Separate the dash (or rather its hyphen equivalent) from words in the subtitle with a space. Place dashes at the end of a subtitle line, or inside it, never at the beginning of a line.

If you wish to indicate an accidental break in the sentence (the speaker's voice trails off), or an embedded thought or clause, use hyphens. However, indicate the speaker's intentional pauses (for emphasis, effect etc.) by using an ellipsis / dots.

Removing multiple connectors ("and," "so," etc.)

This item relates mostly to English transcripts. Subtitles are meant to represent natural (though relatively correct) speech, so the style should not be cleaned up too much, in order to prevent the subtitles from sounding unnecessarily formal and more like written language than speech. One common example is removing too many sentence-initial "and" and "so." While in written English, starting consecutive sentences with such connectors is often seen as a fault in style ("And it was complete. And I called my friend. And my friend was so surprised!"), in spoken English, such connectors often produce an unbroken stream of related clauses in the lack of formal connectors typical of written English (such as "accordingly," "what is more," etc.). Removing too many may make the subtitles sound disjointed, so leave as many as possible. Connectors may be removed to improve reading-speed issues, of course, and once you have gained a strong sense of how to slightly edit subtitles for clarity, it will be OK for you to remove a few initial and's. When in doubt, leave it in.

Translating proper names

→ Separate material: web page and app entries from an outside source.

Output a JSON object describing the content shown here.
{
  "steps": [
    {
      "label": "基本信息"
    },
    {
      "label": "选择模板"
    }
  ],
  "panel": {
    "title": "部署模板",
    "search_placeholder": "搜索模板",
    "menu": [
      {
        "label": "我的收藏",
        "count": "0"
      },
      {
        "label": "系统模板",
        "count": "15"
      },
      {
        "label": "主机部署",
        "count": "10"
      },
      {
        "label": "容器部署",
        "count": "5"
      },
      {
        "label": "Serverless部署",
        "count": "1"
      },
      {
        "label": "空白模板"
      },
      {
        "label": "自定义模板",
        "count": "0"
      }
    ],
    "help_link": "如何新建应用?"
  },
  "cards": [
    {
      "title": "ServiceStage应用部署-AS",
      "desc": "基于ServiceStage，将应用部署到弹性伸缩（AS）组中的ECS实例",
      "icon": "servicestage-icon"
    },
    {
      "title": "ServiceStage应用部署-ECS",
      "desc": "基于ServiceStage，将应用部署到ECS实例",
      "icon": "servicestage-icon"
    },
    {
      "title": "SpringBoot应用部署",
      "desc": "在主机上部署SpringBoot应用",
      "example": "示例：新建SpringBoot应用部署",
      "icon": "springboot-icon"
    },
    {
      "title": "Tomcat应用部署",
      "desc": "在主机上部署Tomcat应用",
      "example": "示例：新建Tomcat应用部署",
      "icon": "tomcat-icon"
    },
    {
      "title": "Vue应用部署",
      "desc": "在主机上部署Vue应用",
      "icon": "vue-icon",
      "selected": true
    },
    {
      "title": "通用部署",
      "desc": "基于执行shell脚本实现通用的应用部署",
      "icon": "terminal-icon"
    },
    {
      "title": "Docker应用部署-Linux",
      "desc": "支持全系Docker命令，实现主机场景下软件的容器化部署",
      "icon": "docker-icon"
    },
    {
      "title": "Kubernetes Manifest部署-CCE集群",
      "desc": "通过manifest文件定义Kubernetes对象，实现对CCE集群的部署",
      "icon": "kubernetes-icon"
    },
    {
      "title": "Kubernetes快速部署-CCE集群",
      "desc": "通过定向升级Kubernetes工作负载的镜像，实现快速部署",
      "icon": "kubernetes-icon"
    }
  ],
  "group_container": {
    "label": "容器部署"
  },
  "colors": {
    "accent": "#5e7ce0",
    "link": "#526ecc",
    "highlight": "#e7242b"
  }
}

Generally, proper names should not be translated. When you encounter a proper name, try to think about what the intended use of that proper name is in the given subtitle. In most cases, the speaker uses it to refer to something in the real world, so that people may either recall it if they have heard of it before, or look it up later. It is very rarely that speakers use the proper name just to share something about the name itself with the audience (e.g. a funny mistake in an established proper name, or a double entendre).

In some cases, there will be established, well-known English versions of proper names (e.g. the French Riviera for Côte d'Azur). If you can find an established English equivalent, you should use it in your translation. However, if there is no such established English translation, and the speaker is using a proper name to allow the audience to recall or look up something in the real world, coming up with your own translation of the proper name would make it impossible for the viewer to actually look that thing up (since Google hits for the equivalent you created would yield no result). In such cases, you should leave the original name. Do not add a translation in parentheses. Parentheses should only be used for sound representation (like “(Applause)”). If you feel that it is necessary to give the viewer a little information on what the proper name refers to in order to allow them to follow the rest of the talk, you can modify the proper name to give the viewer a hint about what kind of thing it refers to, e.g. if it’s the name of a well-known research laboratory, you could paraphrase it as “the famous [proper name] research lab.”


  1. Quotation Mark: Typographical considerations. http://en.wikipedia.org/wiki/Quotation_mark#Punctuation. Retrieved 2013-12-16.